▶ Exercise prompt
Return each entry below word for word, leaving out any image.

▶ Material for this exercise
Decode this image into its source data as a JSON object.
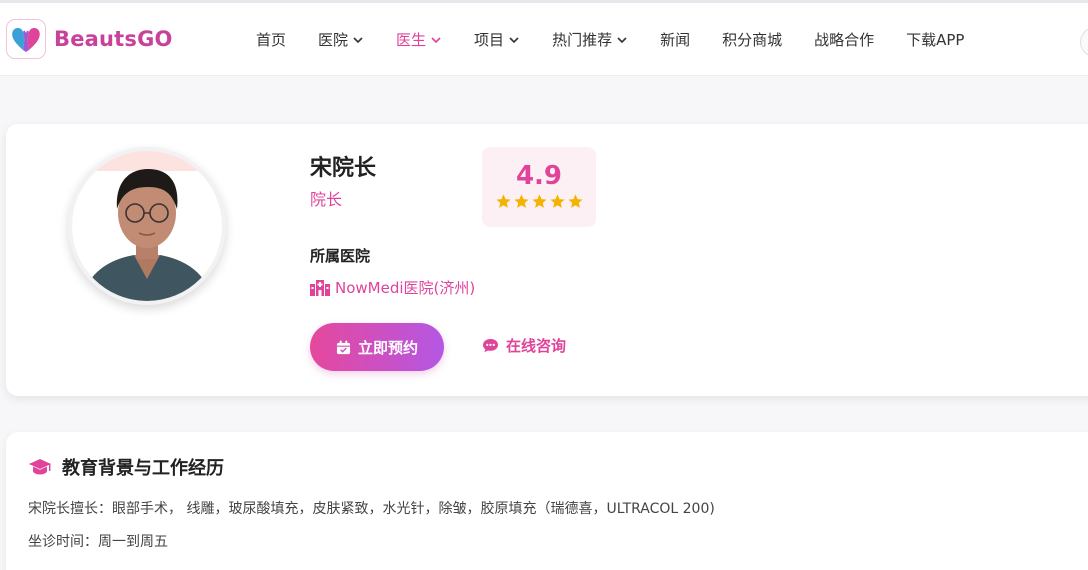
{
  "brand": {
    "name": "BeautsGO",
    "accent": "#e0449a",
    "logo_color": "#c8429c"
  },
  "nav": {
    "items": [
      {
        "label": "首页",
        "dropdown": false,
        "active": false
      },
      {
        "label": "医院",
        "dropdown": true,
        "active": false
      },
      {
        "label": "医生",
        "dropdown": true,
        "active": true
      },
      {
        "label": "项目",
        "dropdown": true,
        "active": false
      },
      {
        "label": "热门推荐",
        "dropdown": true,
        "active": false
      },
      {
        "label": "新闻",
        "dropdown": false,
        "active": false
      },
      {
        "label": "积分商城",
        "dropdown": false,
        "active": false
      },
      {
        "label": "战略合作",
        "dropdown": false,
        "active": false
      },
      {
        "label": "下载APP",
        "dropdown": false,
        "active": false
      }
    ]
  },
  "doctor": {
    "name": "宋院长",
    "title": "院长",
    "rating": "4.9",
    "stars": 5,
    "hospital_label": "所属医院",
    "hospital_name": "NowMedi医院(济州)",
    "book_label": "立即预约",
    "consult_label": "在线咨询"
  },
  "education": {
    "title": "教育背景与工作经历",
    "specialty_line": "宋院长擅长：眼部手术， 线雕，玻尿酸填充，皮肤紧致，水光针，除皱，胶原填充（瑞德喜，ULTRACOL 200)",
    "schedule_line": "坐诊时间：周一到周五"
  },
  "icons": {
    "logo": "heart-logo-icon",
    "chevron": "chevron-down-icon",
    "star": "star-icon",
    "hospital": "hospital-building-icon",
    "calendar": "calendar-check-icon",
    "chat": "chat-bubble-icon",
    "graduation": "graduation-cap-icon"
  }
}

▶ Expected answer
Decode this image into its source data as a JSON object.
{
  "brand": {
    "name": "BeautsGO",
    "accent": "#e0449a",
    "logo_color": "#c8429c"
  },
  "nav": {
    "items": [
      {
        "label": "首页",
        "dropdown": false,
        "active": false
      },
      {
        "label": "医院",
        "dropdown": true,
        "active": false
      },
      {
        "label": "医生",
        "dropdown": true,
        "active": true
      },
      {
        "label": "项目",
        "dropdown": true,
        "active": false
      },
      {
        "label": "热门推荐",
        "dropdown": true,
        "active": false
      },
      {
        "label": "新闻",
        "dropdown": false,
        "active": false
      },
      {
        "label": "积分商城",
        "dropdown": false,
        "active": false
      },
      {
        "label": "战略合作",
        "dropdown": false,
        "active": false
      },
      {
        "label": "下载APP",
        "dropdown": false,
        "active": false
      }
    ]
  },
  "doctor": {
    "name": "宋院长",
    "title": "院长",
    "rating": "4.9",
    "stars": 5,
    "hospital_label": "所属医院",
    "hospital_name": "NowMedi医院(济州)",
    "book_label": "立即预约",
    "consult_label": "在线咨询"
  },
  "education": {
    "title": "教育背景与工作经历",
    "specialty_line": "宋院长擅长：眼部手术， 线雕，玻尿酸填充，皮肤紧致，水光针，除皱，胶原填充（瑞德喜，ULTRACOL 200)",
    "schedule_line": "坐诊时间：周一到周五"
  },
  "icons": {
    "logo": "heart-logo-icon",
    "chevron": "chevron-down-icon",
    "star": "star-icon",
    "hospital": "hospital-building-icon",
    "calendar": "calendar-check-icon",
    "chat": "chat-bubble-icon",
    "graduation": "graduation-cap-icon"
  }
}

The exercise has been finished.